- Shoulder to Bust Point: Measure from the shoulder at the neck intersection to the apex of the bust.
- Neck Circumference: Measure around the neck.
- Bust Line Side to Side: Measure from the left side seam of your leotard across the front of your torso at the fullest part of your breasts to the right side seam.
- Front Shoulder: Feel for the end of the bone in each shoulder. Place the tape measure at this point on your left shoulder and bring it across your front to the other shoulder. Remember to feel for the end of the bone.
- Neckline to Bust: Feel for the knobby little vertebrae at the base of your neck. Place the end of your tape measure here and bring it around your neck down your chest to the apex of your breast. This can be either left or right.
- Back Shoulder: Repeat instructions for Front Shoulder, but do it along the back of your shoulders.
- Center Back Length: Measure from the knobby vertebrae at the back of the neck to the waistline.
- Neck to Waist: Go back to the knobby vertebrae and place the end of the tape measure here. Let it drop down your back along your spine. Measure to the waistline string.
- Back Shoulder Slope: Measure fromt the shoulder point across back to waist at the spine.
- Back Side Seam to Side Seam: Measure across your back from the left side seam to the right side seam at about the level of your bra; this should be the fullest part of your back.
- Waist: Measure your waist along the line created by the string. Make sure that you keep the tape measure level going around your body.
- Low Waist: Measure around your torso about 2" below the string... this will be at the belly button level.
- Front Side Seam to Side Seam: Measure from the left side seam of your bathing suit or leotard across the front of your torso to the right side seam of your suit following the line created by the waist marking string.
- Back Side Seam to Side Seam Waist: Measure from left side seam of your leotard across your back to the right side seam along the line of your waist string.
- Hip: Measure around your torso at the fullest part of your hips.
- Crotch Depth: Sitting on an even, flat surface, measure from the side seam of waist to the flat surface along one side. If you are very curvy use a ruler instead of measuring tape, so the measurement is not inflated.
- Hip Line Front Side to Side: Measure from the left side seam of your leotard across the front of your torso at the level of the fullest part of your hips to the right side seam.
- Hip Line Back Side to Side: Repeat the above instructions but this time do it across the back of your body.
- Hip Length: Measure along side from the waist string down to the point where you took the Hip measurement.
- Outer Leg: Measure from the waist string along the outer line of your leg to the knobby bone at your ankle. Please stand with both feet together and your weight evenly distributed on each foot.

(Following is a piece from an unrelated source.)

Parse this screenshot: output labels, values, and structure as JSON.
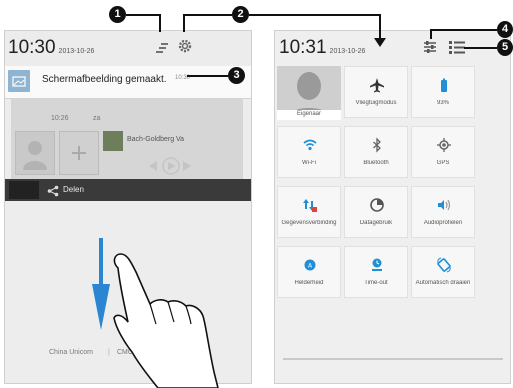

- Inseam: Stand so your feet are shoulder width apart; keep weight evenly distributed on both feet. Measure from the crotch to the knobby part of the ankle bone on inside of leg.

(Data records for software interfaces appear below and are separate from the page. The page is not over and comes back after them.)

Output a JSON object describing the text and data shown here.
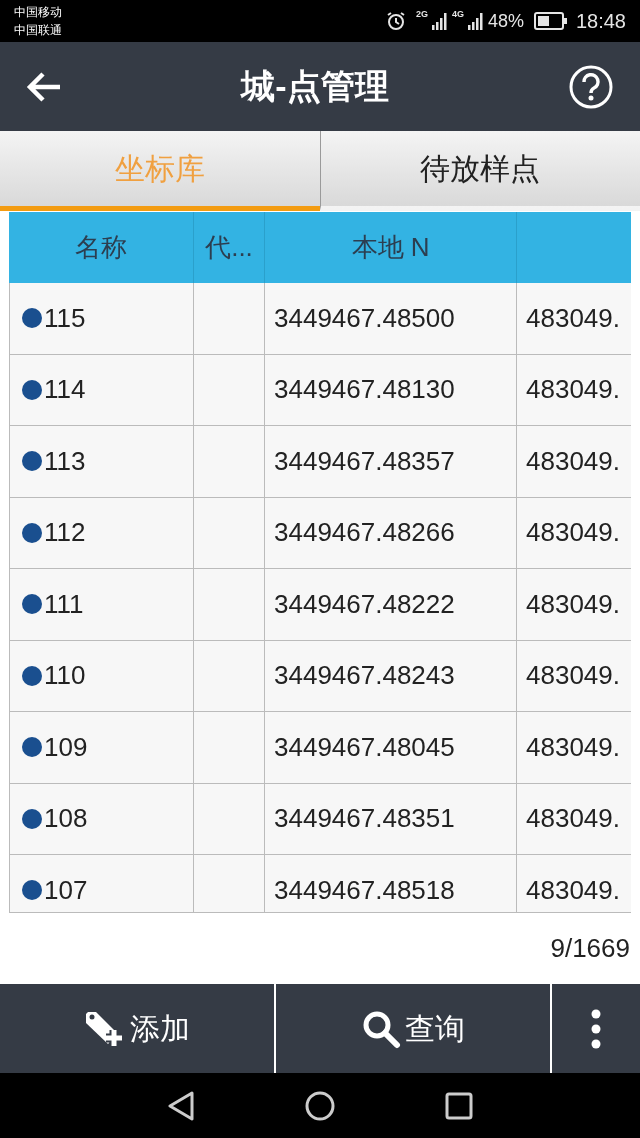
{
  "status_bar": {
    "carriers": [
      "中国移动",
      "中国联通"
    ],
    "network_1": "2G",
    "network_2": "4G",
    "battery": "48%",
    "time": "18:48"
  },
  "header": {
    "title": "城-点管理"
  },
  "tabs": [
    {
      "label": "坐标库",
      "selected": true
    },
    {
      "label": "待放样点",
      "selected": false
    }
  ],
  "table": {
    "columns": [
      "名称",
      "代...",
      "本地 N",
      ""
    ],
    "rows": [
      {
        "name": "115",
        "color": "#1a4f8f",
        "column_2": "",
        "n": "3449467.48500",
        "column_4": "483049."
      },
      {
        "name": "114",
        "color": "#1a4f8f",
        "column_2": "",
        "n": "3449467.48130",
        "column_4": "483049."
      },
      {
        "name": "113",
        "color": "#1a4f8f",
        "column_2": "",
        "n": "3449467.48357",
        "column_4": "483049."
      },
      {
        "name": "112",
        "color": "#1a4f8f",
        "column_2": "",
        "n": "3449467.48266",
        "column_4": "483049."
      },
      {
        "name": "111",
        "color": "#1a4f8f",
        "column_2": "",
        "n": "3449467.48222",
        "column_4": "483049."
      },
      {
        "name": "110",
        "color": "#1a4f8f",
        "column_2": "",
        "n": "3449467.48243",
        "column_4": "483049."
      },
      {
        "name": "109",
        "color": "#1a4f8f",
        "column_2": "",
        "n": "3449467.48045",
        "column_4": "483049."
      },
      {
        "name": "108",
        "color": "#1a4f8f",
        "column_2": "",
        "n": "3449467.48351",
        "column_4": "483049."
      },
      {
        "name": "107",
        "color": "#1a4f8f",
        "column_2": "",
        "n": "3449467.48518",
        "column_4": "483049."
      }
    ]
  },
  "page_count": "9/1669",
  "bottom_bar": [
    {
      "kind": "add",
      "label": "添加"
    },
    {
      "kind": "search",
      "label": "查询"
    },
    {
      "kind": "more"
    }
  ]
}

- Center Front Waist to Floor: Measure from center front of waist string to floor.
- Center Back Waist to Floor: Measure from center back of waist string to floor.
- Thigh: With feet close together and weight evenly distributed, measure around your leg at the fullest part of the thigh.
- Knee: Stand as above, and measure around your leg at the knee.
- Calf: Stand as above, and measure around the fullest part of the calf.
- Ankle: Stand as above, and measure around your ankle at the level of knobby bones.
- Shoulder to Elbow: Place the end of the tape measure at the end of the shoulder bone. Hold your arm slightly bent, and measure to the elbow.
- Elbow to Wrist (Total Arm Length): Keep your arm as above, keep the tape as above, without moving the tape measure from the above measurement, continue running the tape along your arm to the wrist. Measure to the little bump on the outside of your wrist. (If the shoulder to elbow measurement was 12", from the 12" mark you will measure to the wrist for a total of 23".)
- Upper Arm: Measure around the fullest part of your upper arm between the shoulder and the elbow.
- Lower Arm: Measure around the fullest part of your lower arm between the elbow and wrist.
- Wrist: Measure around your wrist at the point where the little bump is.